* _What this task involves_:
Go through the data below. Pull out every line that has the word "Database".

Element data from apps and pages:
****************
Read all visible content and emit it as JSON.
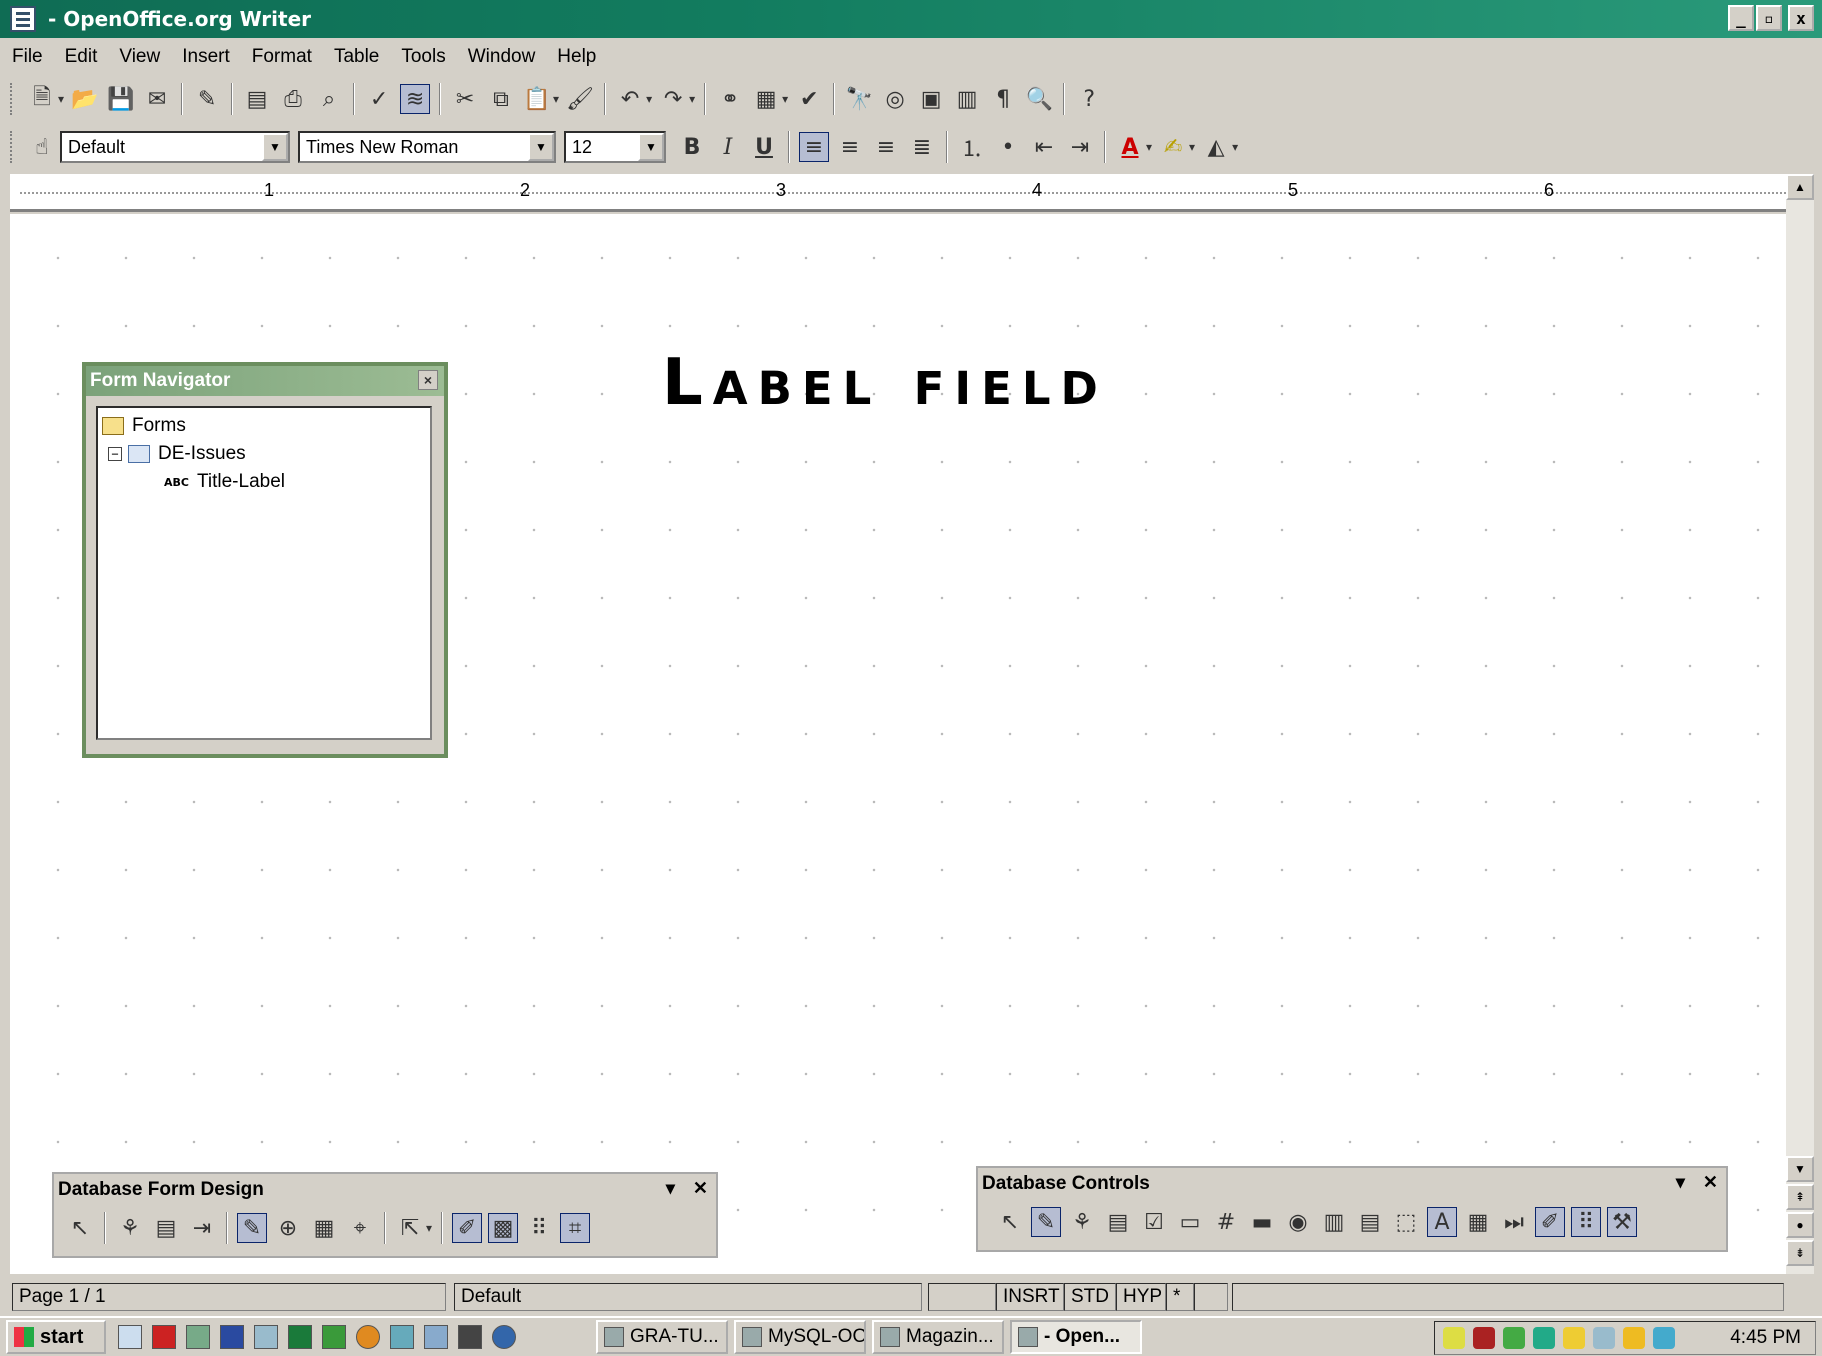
{
  "window": {
    "title": "- OpenOffice.org Writer",
    "controls": [
      "_",
      "▫",
      "x"
    ]
  },
  "menu": [
    "File",
    "Edit",
    "View",
    "Insert",
    "Format",
    "Table",
    "Tools",
    "Window",
    "Help"
  ],
  "format_bar": {
    "style": "Default",
    "font": "Times New Roman",
    "size": "12",
    "bold": "B",
    "italic": "I",
    "underline": "U"
  },
  "ruler": [
    "1",
    "2",
    "3",
    "4",
    "5",
    "6"
  ],
  "document": {
    "label_text": "Label field"
  },
  "form_navigator": {
    "title": "Form Navigator",
    "close": "×",
    "tree": [
      {
        "label": "Forms",
        "level": 0
      },
      {
        "label": "DE-Issues",
        "level": 1,
        "expander": "−"
      },
      {
        "label": "Title-Label",
        "level": 2,
        "prefix": "ABC"
      }
    ]
  },
  "db_form_design": {
    "title": "Database Form Design",
    "menu": "▾",
    "close": "✕"
  },
  "db_controls": {
    "title": "Database Controls",
    "menu": "▾",
    "close": "✕"
  },
  "statusbar": {
    "page": "Page 1 / 1",
    "style": "Default",
    "insert": "INSRT",
    "std": "STD",
    "hyp": "HYP",
    "modified": "*"
  },
  "taskbar": {
    "start": "start",
    "tasks": [
      "GRA-TU...",
      "MySQL-OO",
      "Magazin...",
      "- Open..."
    ],
    "clock": "4:45 PM"
  }
}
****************
* _Solved exercise_:
    "title": "Database Form Design",
    "title": "Database Controls",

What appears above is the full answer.